Getting a full picture will take some time, he says. “The Kiribati coral research is old-fashioned natural history: the goal is to track how the coral reefs are changing over time in response to the climate and other pressures. It takes patience. The evidence so far confirms the original hypothesis that the ocean’s frequent heat waves make the reefs more resilient to heat stress. This seems to be happening through the dominance of a few weedy species, but we need a few more years of data to say for sure.
“I suspect that the persistence of corals with a weedy life history strategy in a place prone to heat waves is a sign of the future,” he continues. “In Kiribati, the species in question happens to be Porites rus, but elsewhere it may be another species. Though we need more data to really confirm the hypothesis, the possibility raises some questions about marine conservation strategies. Do we focus on the aesthetically appealing locations with little past heat stress experience, or these tough but less diverse reefs?”
While Donner has been studying these reefs for ten years already, he suspects it will take awhile longer to answer this question. “In that time, I also hope to raise enough donations to train and support local people to conduct and lead the surveys themselves.”
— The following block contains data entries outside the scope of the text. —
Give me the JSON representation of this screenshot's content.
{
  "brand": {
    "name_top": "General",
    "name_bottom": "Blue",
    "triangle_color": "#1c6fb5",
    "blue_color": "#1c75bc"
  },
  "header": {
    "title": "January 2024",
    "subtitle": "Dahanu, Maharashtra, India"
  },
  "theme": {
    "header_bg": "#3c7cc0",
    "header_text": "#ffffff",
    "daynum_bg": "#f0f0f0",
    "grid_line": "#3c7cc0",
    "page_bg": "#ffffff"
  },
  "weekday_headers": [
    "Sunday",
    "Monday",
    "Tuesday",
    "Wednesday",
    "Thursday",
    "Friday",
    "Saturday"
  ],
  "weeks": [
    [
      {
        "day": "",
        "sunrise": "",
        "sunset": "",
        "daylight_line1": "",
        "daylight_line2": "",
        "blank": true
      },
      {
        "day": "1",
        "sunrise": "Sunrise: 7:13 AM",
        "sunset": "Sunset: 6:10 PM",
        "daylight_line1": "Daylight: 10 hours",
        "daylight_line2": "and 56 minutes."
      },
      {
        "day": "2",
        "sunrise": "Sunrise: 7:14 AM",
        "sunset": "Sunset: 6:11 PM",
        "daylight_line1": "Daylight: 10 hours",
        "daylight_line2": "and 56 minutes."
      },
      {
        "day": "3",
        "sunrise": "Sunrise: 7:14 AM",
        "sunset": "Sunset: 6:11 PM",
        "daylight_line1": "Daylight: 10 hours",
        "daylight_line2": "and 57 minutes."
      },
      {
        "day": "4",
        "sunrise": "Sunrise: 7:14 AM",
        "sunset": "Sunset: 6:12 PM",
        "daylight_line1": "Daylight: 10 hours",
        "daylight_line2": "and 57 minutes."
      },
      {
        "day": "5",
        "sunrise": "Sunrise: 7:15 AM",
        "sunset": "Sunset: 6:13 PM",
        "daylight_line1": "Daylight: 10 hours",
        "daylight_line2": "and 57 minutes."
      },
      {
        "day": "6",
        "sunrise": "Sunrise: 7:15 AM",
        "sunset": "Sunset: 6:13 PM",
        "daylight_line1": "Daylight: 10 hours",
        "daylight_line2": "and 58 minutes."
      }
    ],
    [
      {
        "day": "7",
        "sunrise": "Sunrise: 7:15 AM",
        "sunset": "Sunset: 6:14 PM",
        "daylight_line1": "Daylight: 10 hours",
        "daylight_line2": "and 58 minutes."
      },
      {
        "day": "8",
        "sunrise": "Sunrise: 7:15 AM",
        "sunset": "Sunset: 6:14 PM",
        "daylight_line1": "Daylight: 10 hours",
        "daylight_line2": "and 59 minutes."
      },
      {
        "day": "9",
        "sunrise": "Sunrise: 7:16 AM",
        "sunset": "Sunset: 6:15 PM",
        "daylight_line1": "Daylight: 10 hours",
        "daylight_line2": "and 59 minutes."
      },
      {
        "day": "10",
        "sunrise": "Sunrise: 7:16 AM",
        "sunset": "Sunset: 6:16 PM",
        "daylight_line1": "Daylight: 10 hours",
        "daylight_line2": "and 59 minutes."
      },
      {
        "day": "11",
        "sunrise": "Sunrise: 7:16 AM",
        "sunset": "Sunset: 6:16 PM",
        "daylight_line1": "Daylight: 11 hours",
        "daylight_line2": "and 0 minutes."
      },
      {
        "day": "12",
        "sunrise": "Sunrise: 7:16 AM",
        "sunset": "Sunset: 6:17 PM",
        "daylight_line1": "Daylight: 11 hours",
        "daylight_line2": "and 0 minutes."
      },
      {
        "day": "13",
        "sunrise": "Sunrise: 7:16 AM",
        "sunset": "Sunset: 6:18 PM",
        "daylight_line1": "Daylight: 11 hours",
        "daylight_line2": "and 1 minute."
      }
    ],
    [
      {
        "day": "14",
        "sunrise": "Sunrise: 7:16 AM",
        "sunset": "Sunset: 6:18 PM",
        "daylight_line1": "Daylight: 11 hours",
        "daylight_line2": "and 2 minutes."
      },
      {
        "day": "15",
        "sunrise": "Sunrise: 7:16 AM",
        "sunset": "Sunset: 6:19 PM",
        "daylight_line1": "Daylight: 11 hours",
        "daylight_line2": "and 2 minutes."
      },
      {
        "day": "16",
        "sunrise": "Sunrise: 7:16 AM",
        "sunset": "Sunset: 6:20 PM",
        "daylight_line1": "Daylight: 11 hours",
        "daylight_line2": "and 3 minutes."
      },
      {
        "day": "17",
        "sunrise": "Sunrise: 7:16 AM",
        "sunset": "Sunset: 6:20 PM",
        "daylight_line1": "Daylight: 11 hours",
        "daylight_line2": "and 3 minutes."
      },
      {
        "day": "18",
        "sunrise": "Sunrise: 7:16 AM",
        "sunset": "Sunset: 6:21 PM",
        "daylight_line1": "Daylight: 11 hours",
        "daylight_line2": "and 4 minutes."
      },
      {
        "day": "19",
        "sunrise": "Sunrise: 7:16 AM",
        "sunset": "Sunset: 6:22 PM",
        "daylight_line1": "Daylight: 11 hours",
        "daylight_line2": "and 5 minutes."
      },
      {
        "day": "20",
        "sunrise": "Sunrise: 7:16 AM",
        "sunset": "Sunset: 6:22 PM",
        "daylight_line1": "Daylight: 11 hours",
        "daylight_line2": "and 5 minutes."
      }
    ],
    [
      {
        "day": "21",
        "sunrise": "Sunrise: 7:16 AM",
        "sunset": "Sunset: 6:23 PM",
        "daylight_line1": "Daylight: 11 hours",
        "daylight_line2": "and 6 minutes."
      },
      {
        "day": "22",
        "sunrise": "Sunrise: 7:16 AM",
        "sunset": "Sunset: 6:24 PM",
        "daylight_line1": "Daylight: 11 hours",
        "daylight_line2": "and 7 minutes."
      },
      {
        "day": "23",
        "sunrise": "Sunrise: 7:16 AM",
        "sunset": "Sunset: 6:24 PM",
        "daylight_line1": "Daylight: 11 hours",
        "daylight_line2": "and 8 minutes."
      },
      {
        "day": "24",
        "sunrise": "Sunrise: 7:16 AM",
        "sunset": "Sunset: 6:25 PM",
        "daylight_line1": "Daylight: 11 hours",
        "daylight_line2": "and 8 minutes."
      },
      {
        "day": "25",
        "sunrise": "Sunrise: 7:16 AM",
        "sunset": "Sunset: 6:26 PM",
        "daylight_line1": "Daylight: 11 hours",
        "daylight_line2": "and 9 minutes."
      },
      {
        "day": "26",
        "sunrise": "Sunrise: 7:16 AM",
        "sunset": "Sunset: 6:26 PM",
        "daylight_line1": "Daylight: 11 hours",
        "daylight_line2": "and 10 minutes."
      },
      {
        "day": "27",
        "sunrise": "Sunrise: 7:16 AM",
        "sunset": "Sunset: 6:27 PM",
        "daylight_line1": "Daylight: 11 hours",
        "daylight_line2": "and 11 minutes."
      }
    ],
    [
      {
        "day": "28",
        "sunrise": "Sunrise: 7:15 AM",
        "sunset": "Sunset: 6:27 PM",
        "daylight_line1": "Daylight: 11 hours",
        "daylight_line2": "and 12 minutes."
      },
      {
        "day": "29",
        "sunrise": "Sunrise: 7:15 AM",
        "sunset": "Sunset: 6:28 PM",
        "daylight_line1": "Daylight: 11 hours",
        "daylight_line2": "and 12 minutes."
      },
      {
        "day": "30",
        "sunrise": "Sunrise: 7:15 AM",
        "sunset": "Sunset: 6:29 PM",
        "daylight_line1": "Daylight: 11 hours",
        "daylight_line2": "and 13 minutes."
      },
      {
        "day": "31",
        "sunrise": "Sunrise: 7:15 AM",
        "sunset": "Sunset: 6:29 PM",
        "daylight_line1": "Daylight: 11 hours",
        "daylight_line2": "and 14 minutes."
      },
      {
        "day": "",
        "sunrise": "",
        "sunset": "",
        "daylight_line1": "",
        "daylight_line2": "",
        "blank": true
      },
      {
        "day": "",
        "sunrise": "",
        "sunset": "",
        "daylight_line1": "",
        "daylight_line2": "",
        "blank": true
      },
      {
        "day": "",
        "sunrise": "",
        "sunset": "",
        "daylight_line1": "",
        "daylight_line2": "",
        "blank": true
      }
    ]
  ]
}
In the meantime, Donner is also busy on another very noble, and useful, pursuit. “I’m actually working—slowly, I should add—on a book that takes a broad look at why climate change is such a confusing subject. It leaves behind the politics of today and focuses on root causes.”
Image: Randi Rotjan, New England Aquarium